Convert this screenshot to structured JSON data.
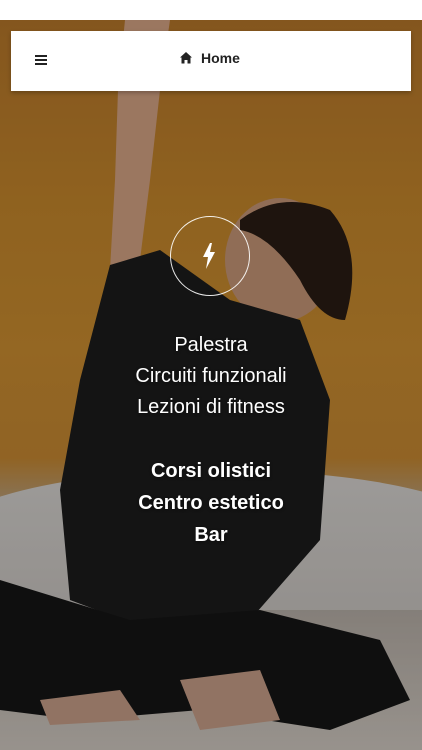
{
  "header": {
    "home_label": "Home"
  },
  "icons": {
    "menu": "hamburger-menu-icon",
    "home": "home-icon",
    "logo": "lightning-bolt-icon"
  },
  "activities_primary": [
    "Palestra",
    "Circuiti funzionali",
    "Lezioni di fitness"
  ],
  "activities_secondary": [
    "Corsi olistici",
    "Centro estetico",
    "Bar"
  ],
  "colors": {
    "text_on_photo": "#ffffff",
    "bar_bg": "#ffffff",
    "bar_text": "#222222"
  }
}
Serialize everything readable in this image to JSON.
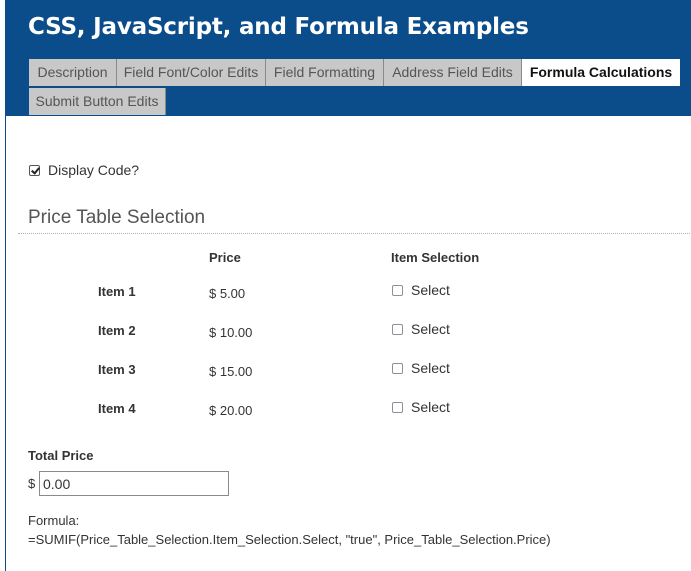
{
  "header": {
    "title": "CSS, JavaScript, and Formula Examples",
    "background_color": "#0b4c8a"
  },
  "tabs": [
    {
      "label": "Description",
      "active": false
    },
    {
      "label": "Field Font/Color Edits",
      "active": false
    },
    {
      "label": "Field Formatting",
      "active": false
    },
    {
      "label": "Address Field Edits",
      "active": false
    },
    {
      "label": "Formula Calculations",
      "active": true
    },
    {
      "label": "Submit Button Edits",
      "active": false
    }
  ],
  "display_code": {
    "label": "Display Code?",
    "checked": true
  },
  "price_table": {
    "title": "Price Table Selection",
    "columns": {
      "price": "Price",
      "item_selection": "Item Selection"
    },
    "rows": [
      {
        "name": "Item 1",
        "price": "$ 5.00",
        "select_label": "Select",
        "selected": false
      },
      {
        "name": "Item 2",
        "price": "$ 10.00",
        "select_label": "Select",
        "selected": false
      },
      {
        "name": "Item 3",
        "price": "$ 15.00",
        "select_label": "Select",
        "selected": false
      },
      {
        "name": "Item 4",
        "price": "$ 20.00",
        "select_label": "Select",
        "selected": false
      }
    ]
  },
  "total": {
    "label": "Total Price",
    "currency": "$",
    "value": "0.00"
  },
  "formula": {
    "label": "Formula:",
    "expression": "=SUMIF(Price_Table_Selection.Item_Selection.Select, \"true\", Price_Table_Selection.Price)"
  }
}
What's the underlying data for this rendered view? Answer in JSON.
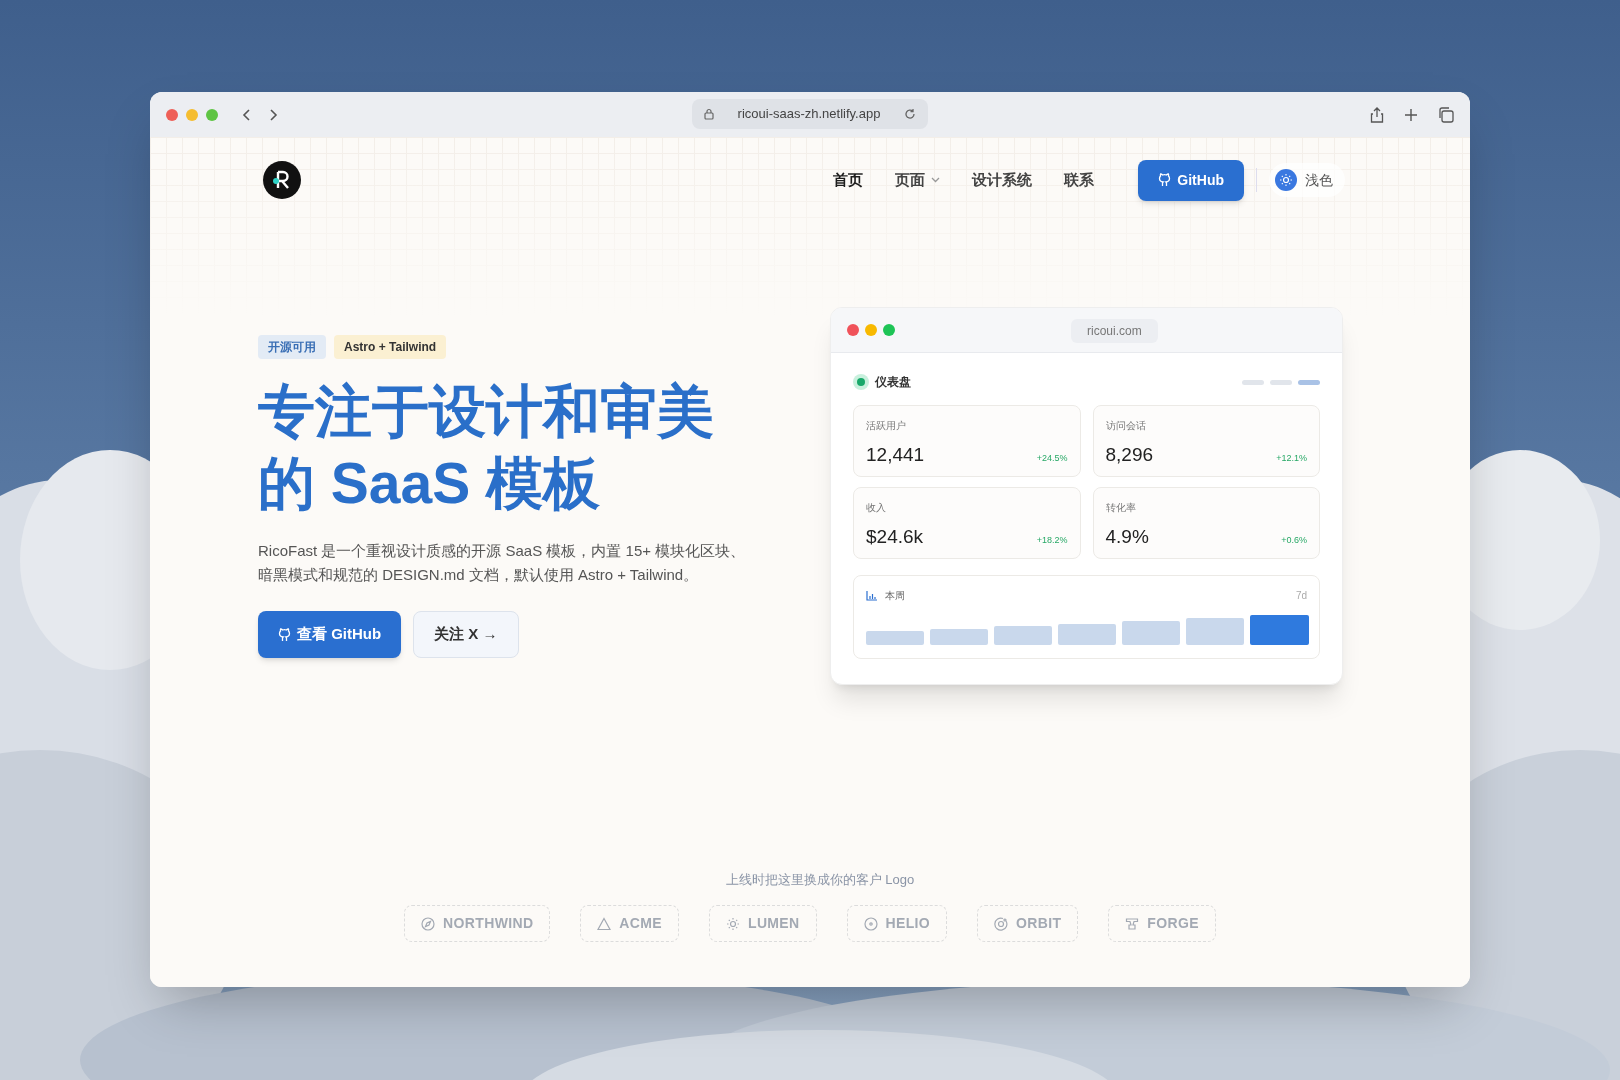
{
  "browser": {
    "url": "ricoui-saas-zh.netlify.app"
  },
  "nav": {
    "links": [
      {
        "label": "首页",
        "selected": true,
        "kind": "link"
      },
      {
        "label": "页面",
        "selected": false,
        "kind": "dropdown"
      },
      {
        "label": "设计系统",
        "selected": false,
        "kind": "link"
      },
      {
        "label": "联系",
        "selected": false,
        "kind": "link"
      }
    ],
    "github_button": "GitHub",
    "theme_toggle": "浅色"
  },
  "hero": {
    "tags": [
      {
        "label": "开源可用",
        "color": "#e3ebf5"
      },
      {
        "label": "Astro + Tailwind",
        "color": "#fbf0d2"
      }
    ],
    "title_lines": [
      "专注于设计和审美",
      "的 SaaS 模板"
    ],
    "description": "RicoFast 是一个重视设计质感的开源 SaaS 模板，内置 15+ 模块化区块、暗黑模式和规范的 DESIGN.md 文档，默认使用 Astro + Tailwind。",
    "primary_button": "查看 GitHub",
    "secondary_button": "关注 X →"
  },
  "preview": {
    "url": "ricoui.com",
    "title": "仪表盘",
    "pager": [
      {
        "selected": false
      },
      {
        "selected": false
      },
      {
        "selected": true
      }
    ],
    "stats": [
      {
        "label": "活跃用户",
        "value": "12,441",
        "change": "+24.5%"
      },
      {
        "label": "访问会话",
        "value": "8,296",
        "change": "+12.1%"
      },
      {
        "label": "收入",
        "value": "$24.6k",
        "change": "+18.2%"
      },
      {
        "label": "转化率",
        "value": "4.9%",
        "change": "+0.6%"
      }
    ],
    "chart": {
      "title": "本周",
      "range": "7d"
    }
  },
  "logos": {
    "caption": "上线时把这里换成你的客户 Logo",
    "items": [
      "NORTHWIND",
      "ACME",
      "LUMEN",
      "HELIO",
      "ORBIT",
      "FORGE"
    ]
  }
}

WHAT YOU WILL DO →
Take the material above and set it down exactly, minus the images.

ANSWER TO THE PROBLEM →
Convert this screenshot to structured JSON data.
{
  "header": {
    "home_label": "Home"
  },
  "icons": {
    "menu": "hamburger-menu-icon",
    "home": "home-icon",
    "logo": "lightning-bolt-icon"
  },
  "activities_primary": [
    "Palestra",
    "Circuiti funzionali",
    "Lezioni di fitness"
  ],
  "activities_secondary": [
    "Corsi olistici",
    "Centro estetico",
    "Bar"
  ],
  "colors": {
    "text_on_photo": "#ffffff",
    "bar_bg": "#ffffff",
    "bar_text": "#222222"
  }
}
Serialize everything readable in this image to JSON.
{
  "header": {
    "title": "CSS, JavaScript, and Formula Examples",
    "background_color": "#0b4c8a"
  },
  "tabs": [
    {
      "label": "Description",
      "active": false
    },
    {
      "label": "Field Font/Color Edits",
      "active": false
    },
    {
      "label": "Field Formatting",
      "active": false
    },
    {
      "label": "Address Field Edits",
      "active": false
    },
    {
      "label": "Formula Calculations",
      "active": true
    },
    {
      "label": "Submit Button Edits",
      "active": false
    }
  ],
  "display_code": {
    "label": "Display Code?",
    "checked": true
  },
  "price_table": {
    "title": "Price Table Selection",
    "columns": {
      "price": "Price",
      "item_selection": "Item Selection"
    },
    "rows": [
      {
        "name": "Item 1",
        "price": "$ 5.00",
        "select_label": "Select",
        "selected": false
      },
      {
        "name": "Item 2",
        "price": "$ 10.00",
        "select_label": "Select",
        "selected": false
      },
      {
        "name": "Item 3",
        "price": "$ 15.00",
        "select_label": "Select",
        "selected": false
      },
      {
        "name": "Item 4",
        "price": "$ 20.00",
        "select_label": "Select",
        "selected": false
      }
    ]
  },
  "total": {
    "label": "Total Price",
    "currency": "$",
    "value": "0.00"
  },
  "formula": {
    "label": "Formula:",
    "expression": "=SUMIF(Price_Table_Selection.Item_Selection.Select, \"true\", Price_Table_Selection.Price)"
  }
}
What's the underlying data for this rendered view? Answer in JSON.
{
  "browser": {
    "url": "ricoui-saas-zh.netlify.app"
  },
  "nav": {
    "links": [
      {
        "label": "首页",
        "selected": true,
        "kind": "link"
      },
      {
        "label": "页面",
        "selected": false,
        "kind": "dropdown"
      },
      {
        "label": "设计系统",
        "selected": false,
        "kind": "link"
      },
      {
        "label": "联系",
        "selected": false,
        "kind": "link"
      }
    ],
    "github_button": "GitHub",
    "theme_toggle": "浅色"
  },
  "hero": {
    "tags": [
      {
        "label": "开源可用",
        "color": "#e3ebf5"
      },
      {
        "label": "Astro + Tailwind",
        "color": "#fbf0d2"
      }
    ],
    "title_lines": [
      "专注于设计和审美",
      "的 SaaS 模板"
    ],
    "description": "RicoFast 是一个重视设计质感的开源 SaaS 模板，内置 15+ 模块化区块、暗黑模式和规范的 DESIGN.md 文档，默认使用 Astro + Tailwind。",
    "primary_button": "查看 GitHub",
    "secondary_button": "关注 X →"
  },
  "preview": {
    "url": "ricoui.com",
    "title": "仪表盘",
    "pager": [
      {
        "selected": false
      },
      {
        "selected": false
      },
      {
        "selected": true
      }
    ],
    "stats": [
      {
        "label": "活跃用户",
        "value": "12,441",
        "change": "+24.5%"
      },
      {
        "label": "访问会话",
        "value": "8,296",
        "change": "+12.1%"
      },
      {
        "label": "收入",
        "value": "$24.6k",
        "change": "+18.2%"
      },
      {
        "label": "转化率",
        "value": "4.9%",
        "change": "+0.6%"
      }
    ],
    "chart": {
      "title": "本周",
      "range": "7d"
    }
  },
  "logos": {
    "caption": "上线时把这里换成你的客户 Logo",
    "items": [
      "NORTHWIND",
      "ACME",
      "LUMEN",
      "HELIO",
      "ORBIT",
      "FORGE"
    ]
  }
}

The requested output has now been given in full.